EXERCISE AIM: Every line of the records below that has the word "username" should be copied.

AVAILABLE RECORDS:
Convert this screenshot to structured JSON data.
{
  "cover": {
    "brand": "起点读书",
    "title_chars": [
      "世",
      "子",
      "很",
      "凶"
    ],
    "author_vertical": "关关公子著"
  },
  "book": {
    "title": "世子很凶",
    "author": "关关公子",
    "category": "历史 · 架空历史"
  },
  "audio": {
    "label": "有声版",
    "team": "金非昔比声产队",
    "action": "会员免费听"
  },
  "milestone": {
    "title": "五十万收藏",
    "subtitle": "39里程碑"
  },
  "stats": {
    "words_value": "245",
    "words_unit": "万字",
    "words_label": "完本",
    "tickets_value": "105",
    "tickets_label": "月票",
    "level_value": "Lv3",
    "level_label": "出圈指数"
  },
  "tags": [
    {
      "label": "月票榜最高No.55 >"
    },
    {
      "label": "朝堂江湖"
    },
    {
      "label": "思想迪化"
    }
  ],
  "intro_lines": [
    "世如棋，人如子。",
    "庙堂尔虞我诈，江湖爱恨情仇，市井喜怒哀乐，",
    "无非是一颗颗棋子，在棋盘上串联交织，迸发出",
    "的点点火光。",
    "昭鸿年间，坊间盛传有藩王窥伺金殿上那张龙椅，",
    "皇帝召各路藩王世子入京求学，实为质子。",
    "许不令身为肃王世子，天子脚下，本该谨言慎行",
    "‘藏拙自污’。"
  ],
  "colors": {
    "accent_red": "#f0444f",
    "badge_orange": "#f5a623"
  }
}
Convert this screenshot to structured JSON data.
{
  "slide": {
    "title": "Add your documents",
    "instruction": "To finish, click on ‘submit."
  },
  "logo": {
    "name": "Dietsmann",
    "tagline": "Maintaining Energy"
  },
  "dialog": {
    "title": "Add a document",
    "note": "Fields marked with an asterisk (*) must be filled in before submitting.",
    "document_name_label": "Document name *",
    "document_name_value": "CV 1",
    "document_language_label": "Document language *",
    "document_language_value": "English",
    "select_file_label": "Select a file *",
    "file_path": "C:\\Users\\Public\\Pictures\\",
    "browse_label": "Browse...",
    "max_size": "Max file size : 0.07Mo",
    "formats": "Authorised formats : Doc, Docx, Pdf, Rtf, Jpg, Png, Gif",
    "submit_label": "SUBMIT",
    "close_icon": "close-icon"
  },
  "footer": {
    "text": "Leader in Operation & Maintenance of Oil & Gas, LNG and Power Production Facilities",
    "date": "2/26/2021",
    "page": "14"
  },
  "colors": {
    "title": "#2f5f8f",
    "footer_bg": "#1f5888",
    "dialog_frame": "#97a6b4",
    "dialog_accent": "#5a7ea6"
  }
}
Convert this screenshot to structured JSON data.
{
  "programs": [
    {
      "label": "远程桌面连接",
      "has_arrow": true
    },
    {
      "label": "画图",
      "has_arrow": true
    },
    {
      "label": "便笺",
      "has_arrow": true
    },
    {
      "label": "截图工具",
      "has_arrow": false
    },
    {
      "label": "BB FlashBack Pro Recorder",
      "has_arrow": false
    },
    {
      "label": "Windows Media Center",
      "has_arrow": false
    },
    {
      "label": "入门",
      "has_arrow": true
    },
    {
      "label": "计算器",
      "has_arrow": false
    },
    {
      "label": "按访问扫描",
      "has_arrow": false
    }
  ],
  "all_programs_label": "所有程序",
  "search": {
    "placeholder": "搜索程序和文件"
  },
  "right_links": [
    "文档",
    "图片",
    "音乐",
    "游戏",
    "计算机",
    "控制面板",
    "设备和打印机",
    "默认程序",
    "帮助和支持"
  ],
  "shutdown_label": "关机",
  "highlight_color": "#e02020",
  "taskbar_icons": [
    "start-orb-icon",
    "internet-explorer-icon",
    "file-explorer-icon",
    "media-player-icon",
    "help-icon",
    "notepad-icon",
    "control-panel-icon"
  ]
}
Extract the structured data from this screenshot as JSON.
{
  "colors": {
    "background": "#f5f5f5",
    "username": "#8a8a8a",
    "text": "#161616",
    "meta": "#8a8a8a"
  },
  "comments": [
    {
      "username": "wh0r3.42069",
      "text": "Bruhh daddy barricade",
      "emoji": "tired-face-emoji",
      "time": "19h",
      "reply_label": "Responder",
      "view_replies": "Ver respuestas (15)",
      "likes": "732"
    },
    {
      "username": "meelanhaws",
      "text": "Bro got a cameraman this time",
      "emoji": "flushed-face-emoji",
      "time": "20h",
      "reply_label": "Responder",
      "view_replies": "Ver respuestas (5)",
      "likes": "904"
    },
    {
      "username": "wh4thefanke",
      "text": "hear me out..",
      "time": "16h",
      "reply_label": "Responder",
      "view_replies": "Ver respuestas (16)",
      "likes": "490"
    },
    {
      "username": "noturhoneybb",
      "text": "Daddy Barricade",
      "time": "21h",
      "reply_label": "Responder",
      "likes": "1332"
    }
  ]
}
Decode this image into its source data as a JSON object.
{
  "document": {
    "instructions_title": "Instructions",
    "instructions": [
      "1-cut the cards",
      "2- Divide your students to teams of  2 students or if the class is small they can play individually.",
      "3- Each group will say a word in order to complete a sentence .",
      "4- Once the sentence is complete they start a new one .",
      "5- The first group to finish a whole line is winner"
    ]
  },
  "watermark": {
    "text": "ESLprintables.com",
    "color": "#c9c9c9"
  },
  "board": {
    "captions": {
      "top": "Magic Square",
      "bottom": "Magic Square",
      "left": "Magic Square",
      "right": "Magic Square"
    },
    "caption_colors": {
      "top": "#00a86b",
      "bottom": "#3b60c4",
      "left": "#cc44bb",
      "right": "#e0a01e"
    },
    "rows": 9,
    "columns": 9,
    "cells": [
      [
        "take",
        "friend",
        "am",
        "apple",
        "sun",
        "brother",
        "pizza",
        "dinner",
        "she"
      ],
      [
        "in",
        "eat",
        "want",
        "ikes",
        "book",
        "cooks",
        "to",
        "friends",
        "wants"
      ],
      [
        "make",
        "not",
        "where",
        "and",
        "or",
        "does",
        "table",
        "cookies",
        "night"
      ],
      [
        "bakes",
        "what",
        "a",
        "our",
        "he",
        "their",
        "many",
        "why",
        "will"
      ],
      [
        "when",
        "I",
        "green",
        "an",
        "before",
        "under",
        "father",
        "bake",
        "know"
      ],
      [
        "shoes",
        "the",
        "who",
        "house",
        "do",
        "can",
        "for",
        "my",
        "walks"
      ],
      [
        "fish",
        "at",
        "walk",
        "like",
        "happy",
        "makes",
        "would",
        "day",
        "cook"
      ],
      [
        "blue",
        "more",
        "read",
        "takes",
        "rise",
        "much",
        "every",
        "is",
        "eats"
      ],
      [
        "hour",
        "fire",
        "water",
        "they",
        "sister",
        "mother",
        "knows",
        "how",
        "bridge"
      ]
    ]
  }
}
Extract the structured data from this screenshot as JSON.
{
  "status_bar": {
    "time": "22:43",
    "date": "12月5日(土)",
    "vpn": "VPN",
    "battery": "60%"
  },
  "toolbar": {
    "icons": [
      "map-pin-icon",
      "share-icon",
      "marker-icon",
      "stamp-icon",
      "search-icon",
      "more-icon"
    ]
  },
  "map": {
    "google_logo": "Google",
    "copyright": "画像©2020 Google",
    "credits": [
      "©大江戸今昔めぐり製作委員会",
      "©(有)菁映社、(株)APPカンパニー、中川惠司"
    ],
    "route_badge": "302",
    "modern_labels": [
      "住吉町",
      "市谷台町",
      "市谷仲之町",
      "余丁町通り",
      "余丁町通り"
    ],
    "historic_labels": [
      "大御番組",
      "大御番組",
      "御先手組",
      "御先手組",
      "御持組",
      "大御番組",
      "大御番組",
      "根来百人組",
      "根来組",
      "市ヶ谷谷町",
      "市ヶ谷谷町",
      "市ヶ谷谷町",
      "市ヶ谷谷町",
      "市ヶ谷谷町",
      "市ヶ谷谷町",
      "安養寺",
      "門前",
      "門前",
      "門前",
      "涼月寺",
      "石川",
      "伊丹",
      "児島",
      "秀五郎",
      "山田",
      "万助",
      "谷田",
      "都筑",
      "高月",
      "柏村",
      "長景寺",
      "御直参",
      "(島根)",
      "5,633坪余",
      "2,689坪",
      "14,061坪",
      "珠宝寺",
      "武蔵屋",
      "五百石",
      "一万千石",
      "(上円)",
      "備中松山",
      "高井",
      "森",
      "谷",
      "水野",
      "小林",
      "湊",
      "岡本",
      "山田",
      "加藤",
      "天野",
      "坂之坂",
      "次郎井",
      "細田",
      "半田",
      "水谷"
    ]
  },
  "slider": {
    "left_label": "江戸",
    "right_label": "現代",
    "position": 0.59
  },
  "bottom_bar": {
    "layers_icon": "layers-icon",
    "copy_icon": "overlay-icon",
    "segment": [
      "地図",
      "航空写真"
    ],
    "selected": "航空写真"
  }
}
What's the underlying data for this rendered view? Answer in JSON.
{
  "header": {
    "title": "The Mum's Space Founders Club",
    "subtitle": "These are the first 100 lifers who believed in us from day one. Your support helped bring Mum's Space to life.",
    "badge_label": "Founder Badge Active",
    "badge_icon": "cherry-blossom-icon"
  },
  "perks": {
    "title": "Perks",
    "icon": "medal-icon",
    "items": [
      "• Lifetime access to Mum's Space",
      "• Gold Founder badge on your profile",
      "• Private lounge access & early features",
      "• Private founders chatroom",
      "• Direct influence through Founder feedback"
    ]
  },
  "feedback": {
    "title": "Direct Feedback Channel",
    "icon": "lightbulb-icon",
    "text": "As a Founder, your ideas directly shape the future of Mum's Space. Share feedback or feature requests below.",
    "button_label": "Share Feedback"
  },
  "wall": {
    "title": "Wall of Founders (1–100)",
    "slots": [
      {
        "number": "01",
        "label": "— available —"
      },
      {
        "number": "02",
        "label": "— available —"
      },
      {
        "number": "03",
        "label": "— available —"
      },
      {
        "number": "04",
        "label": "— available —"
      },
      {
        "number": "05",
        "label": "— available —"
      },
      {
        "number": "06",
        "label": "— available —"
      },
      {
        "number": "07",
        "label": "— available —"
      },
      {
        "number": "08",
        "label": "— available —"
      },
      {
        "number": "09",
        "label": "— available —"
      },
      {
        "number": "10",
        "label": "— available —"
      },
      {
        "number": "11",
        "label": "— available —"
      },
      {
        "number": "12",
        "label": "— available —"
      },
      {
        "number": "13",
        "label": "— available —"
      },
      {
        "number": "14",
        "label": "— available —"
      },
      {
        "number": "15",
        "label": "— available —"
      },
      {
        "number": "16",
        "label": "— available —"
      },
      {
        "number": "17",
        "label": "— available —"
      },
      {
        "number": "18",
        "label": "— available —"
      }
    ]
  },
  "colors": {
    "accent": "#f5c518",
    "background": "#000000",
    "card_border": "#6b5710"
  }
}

OUTPUT OF THE TASK:
    "username": "#8a8a8a",
      "username": "wh0r3.42069",
      "username": "meelanhaws",
      "username": "wh4thefanke",
      "username": "noturhoneybb",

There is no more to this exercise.